=== What you are asked to do ===
Please output the following records exactly. Leave every image out.

=== Records for this exercise ===
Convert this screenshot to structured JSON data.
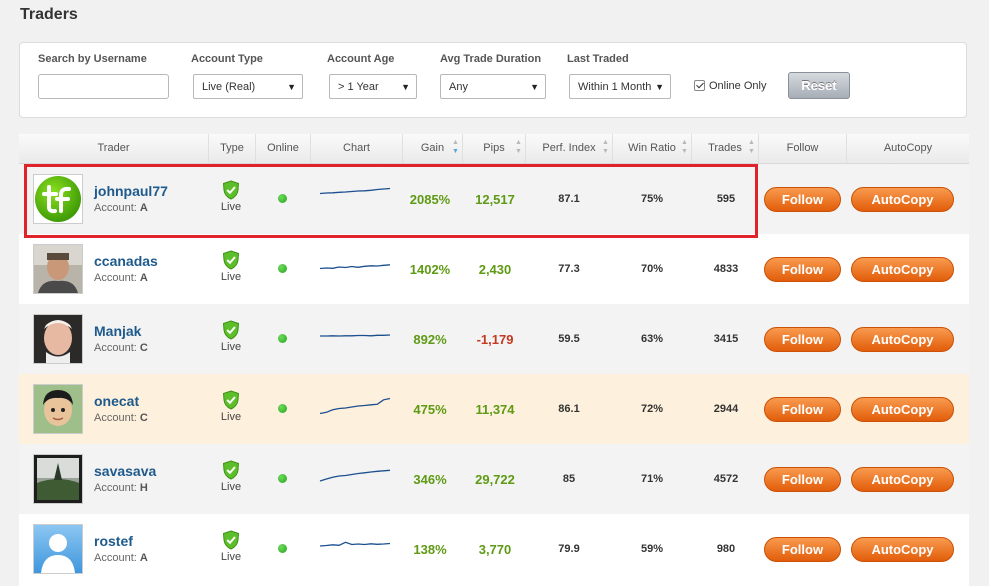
{
  "page": {
    "title": "Traders"
  },
  "filters": {
    "search_label": "Search by Username",
    "search_value": "",
    "account_type_label": "Account Type",
    "account_type_value": "Live (Real)",
    "account_age_label": "Account Age",
    "account_age_value": "> 1 Year",
    "avg_trade_duration_label": "Avg Trade Duration",
    "avg_trade_duration_value": "Any",
    "last_traded_label": "Last Traded",
    "last_traded_value": "Within 1 Month",
    "online_only_label": "Online Only",
    "online_only_checked": true,
    "reset_label": "Reset"
  },
  "table": {
    "columns": {
      "trader": "Trader",
      "type": "Type",
      "online": "Online",
      "chart": "Chart",
      "gain": "Gain",
      "pips": "Pips",
      "perf_index": "Perf. Index",
      "win_ratio": "Win Ratio",
      "trades": "Trades",
      "follow": "Follow",
      "autocopy": "AutoCopy"
    },
    "account_prefix": "Account:",
    "live_label": "Live",
    "follow_label": "Follow",
    "autocopy_label": "AutoCopy",
    "rows": [
      {
        "name": "johnpaul77",
        "account": "A",
        "gain": "2085%",
        "pips": "12,517",
        "perf_index": "87.1",
        "win_ratio": "75%",
        "trades": "595",
        "avatar": "logo-tf",
        "sparkline": [
          5,
          5.2,
          5.3,
          5.5,
          5.6,
          5.8,
          6,
          6.1,
          6.3,
          6.6,
          6.8,
          7
        ]
      },
      {
        "name": "ccanadas",
        "account": "A",
        "gain": "1402%",
        "pips": "2,430",
        "perf_index": "77.3",
        "win_ratio": "70%",
        "trades": "4833",
        "avatar": "photo-man",
        "sparkline": [
          3,
          3.2,
          3.1,
          3.6,
          3.4,
          3.8,
          3.5,
          3.9,
          4.1,
          4,
          4.3,
          4.5
        ]
      },
      {
        "name": "Manjak",
        "account": "C",
        "gain": "892%",
        "pips": "-1,179",
        "perf_index": "59.5",
        "win_ratio": "63%",
        "trades": "3415",
        "avatar": "photo-older-man",
        "sparkline": [
          4,
          4,
          4.1,
          4,
          4.1,
          4.1,
          4.2,
          4.2,
          4.1,
          4.3,
          4.3,
          4.4
        ]
      },
      {
        "name": "onecat",
        "account": "C",
        "gain": "475%",
        "pips": "11,374",
        "perf_index": "86.1",
        "win_ratio": "72%",
        "trades": "2944",
        "avatar": "photo-child",
        "sparkline": [
          1,
          1.5,
          2.5,
          3,
          3.2,
          3.6,
          4,
          4.2,
          4.5,
          4.7,
          6.5,
          7
        ]
      },
      {
        "name": "savasava",
        "account": "H",
        "gain": "346%",
        "pips": "29,722",
        "perf_index": "85",
        "win_ratio": "71%",
        "trades": "4572",
        "avatar": "photo-landscape",
        "sparkline": [
          2,
          2.8,
          3.5,
          4,
          4.2,
          4.6,
          5,
          5.3,
          5.6,
          5.9,
          6.1,
          6.3
        ]
      },
      {
        "name": "rostef",
        "account": "A",
        "gain": "138%",
        "pips": "3,770",
        "perf_index": "79.9",
        "win_ratio": "59%",
        "trades": "980",
        "avatar": "default-avatar",
        "sparkline": [
          4,
          4.2,
          4.5,
          4.3,
          5.5,
          4.6,
          4.8,
          4.6,
          4.9,
          4.7,
          4.8,
          5
        ]
      }
    ]
  },
  "colors": {
    "accent_orange": "#e8701f",
    "gain_green": "#5e9a14",
    "negative_red": "#c23a20",
    "name_blue": "#1f5a8c",
    "highlight_red": "#e0232a"
  }
}
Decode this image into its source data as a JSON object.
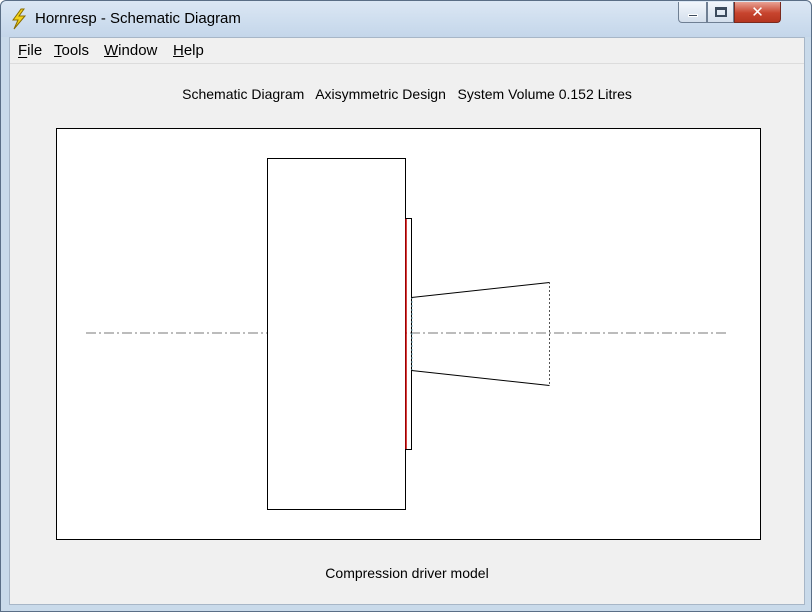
{
  "window": {
    "title": "Hornresp - Schematic Diagram",
    "icon": "lightning-bolt-icon",
    "controls": {
      "minimize": "minimize-icon",
      "maximize": "maximize-icon",
      "close": "close-icon"
    }
  },
  "menu": {
    "file": "File",
    "tools": "Tools",
    "window": "Window",
    "help": "Help"
  },
  "heading": "Schematic Diagram   Axisymmetric Design   System Volume 0.152 Litres",
  "caption": "Compression driver model",
  "colors": {
    "diaphragm": "#cc0000",
    "throat_line": "#7fb0c0",
    "axis": "#7a7a7a"
  }
}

=== Written solution ===
Convert this screenshot to structured JSON data.
{
  "page": {
    "title": "Traders"
  },
  "filters": {
    "search_label": "Search by Username",
    "search_value": "",
    "account_type_label": "Account Type",
    "account_type_value": "Live (Real)",
    "account_age_label": "Account Age",
    "account_age_value": "> 1 Year",
    "avg_trade_duration_label": "Avg Trade Duration",
    "avg_trade_duration_value": "Any",
    "last_traded_label": "Last Traded",
    "last_traded_value": "Within 1 Month",
    "online_only_label": "Online Only",
    "online_only_checked": true,
    "reset_label": "Reset"
  },
  "table": {
    "columns": {
      "trader": "Trader",
      "type": "Type",
      "online": "Online",
      "chart": "Chart",
      "gain": "Gain",
      "pips": "Pips",
      "perf_index": "Perf. Index",
      "win_ratio": "Win Ratio",
      "trades": "Trades",
      "follow": "Follow",
      "autocopy": "AutoCopy"
    },
    "account_prefix": "Account:",
    "live_label": "Live",
    "follow_label": "Follow",
    "autocopy_label": "AutoCopy",
    "rows": [
      {
        "name": "johnpaul77",
        "account": "A",
        "gain": "2085%",
        "pips": "12,517",
        "perf_index": "87.1",
        "win_ratio": "75%",
        "trades": "595",
        "avatar": "logo-tf",
        "sparkline": [
          5,
          5.2,
          5.3,
          5.5,
          5.6,
          5.8,
          6,
          6.1,
          6.3,
          6.6,
          6.8,
          7
        ]
      },
      {
        "name": "ccanadas",
        "account": "A",
        "gain": "1402%",
        "pips": "2,430",
        "perf_index": "77.3",
        "win_ratio": "70%",
        "trades": "4833",
        "avatar": "photo-man",
        "sparkline": [
          3,
          3.2,
          3.1,
          3.6,
          3.4,
          3.8,
          3.5,
          3.9,
          4.1,
          4,
          4.3,
          4.5
        ]
      },
      {
        "name": "Manjak",
        "account": "C",
        "gain": "892%",
        "pips": "-1,179",
        "perf_index": "59.5",
        "win_ratio": "63%",
        "trades": "3415",
        "avatar": "photo-older-man",
        "sparkline": [
          4,
          4,
          4.1,
          4,
          4.1,
          4.1,
          4.2,
          4.2,
          4.1,
          4.3,
          4.3,
          4.4
        ]
      },
      {
        "name": "onecat",
        "account": "C",
        "gain": "475%",
        "pips": "11,374",
        "perf_index": "86.1",
        "win_ratio": "72%",
        "trades": "2944",
        "avatar": "photo-child",
        "sparkline": [
          1,
          1.5,
          2.5,
          3,
          3.2,
          3.6,
          4,
          4.2,
          4.5,
          4.7,
          6.5,
          7
        ]
      },
      {
        "name": "savasava",
        "account": "H",
        "gain": "346%",
        "pips": "29,722",
        "perf_index": "85",
        "win_ratio": "71%",
        "trades": "4572",
        "avatar": "photo-landscape",
        "sparkline": [
          2,
          2.8,
          3.5,
          4,
          4.2,
          4.6,
          5,
          5.3,
          5.6,
          5.9,
          6.1,
          6.3
        ]
      },
      {
        "name": "rostef",
        "account": "A",
        "gain": "138%",
        "pips": "3,770",
        "perf_index": "79.9",
        "win_ratio": "59%",
        "trades": "980",
        "avatar": "default-avatar",
        "sparkline": [
          4,
          4.2,
          4.5,
          4.3,
          5.5,
          4.6,
          4.8,
          4.6,
          4.9,
          4.7,
          4.8,
          5
        ]
      }
    ]
  },
  "colors": {
    "accent_orange": "#e8701f",
    "gain_green": "#5e9a14",
    "negative_red": "#c23a20",
    "name_blue": "#1f5a8c",
    "highlight_red": "#e0232a"
  }
}
Decode this image into its source data as a JSON object.
{
  "window": {
    "title": "Hornresp - Schematic Diagram",
    "icon": "lightning-bolt-icon",
    "controls": {
      "minimize": "minimize-icon",
      "maximize": "maximize-icon",
      "close": "close-icon"
    }
  },
  "menu": {
    "file": "File",
    "tools": "Tools",
    "window": "Window",
    "help": "Help"
  },
  "heading": "Schematic Diagram   Axisymmetric Design   System Volume 0.152 Litres",
  "caption": "Compression driver model",
  "colors": {
    "diaphragm": "#cc0000",
    "throat_line": "#7fb0c0",
    "axis": "#7a7a7a"
  }
}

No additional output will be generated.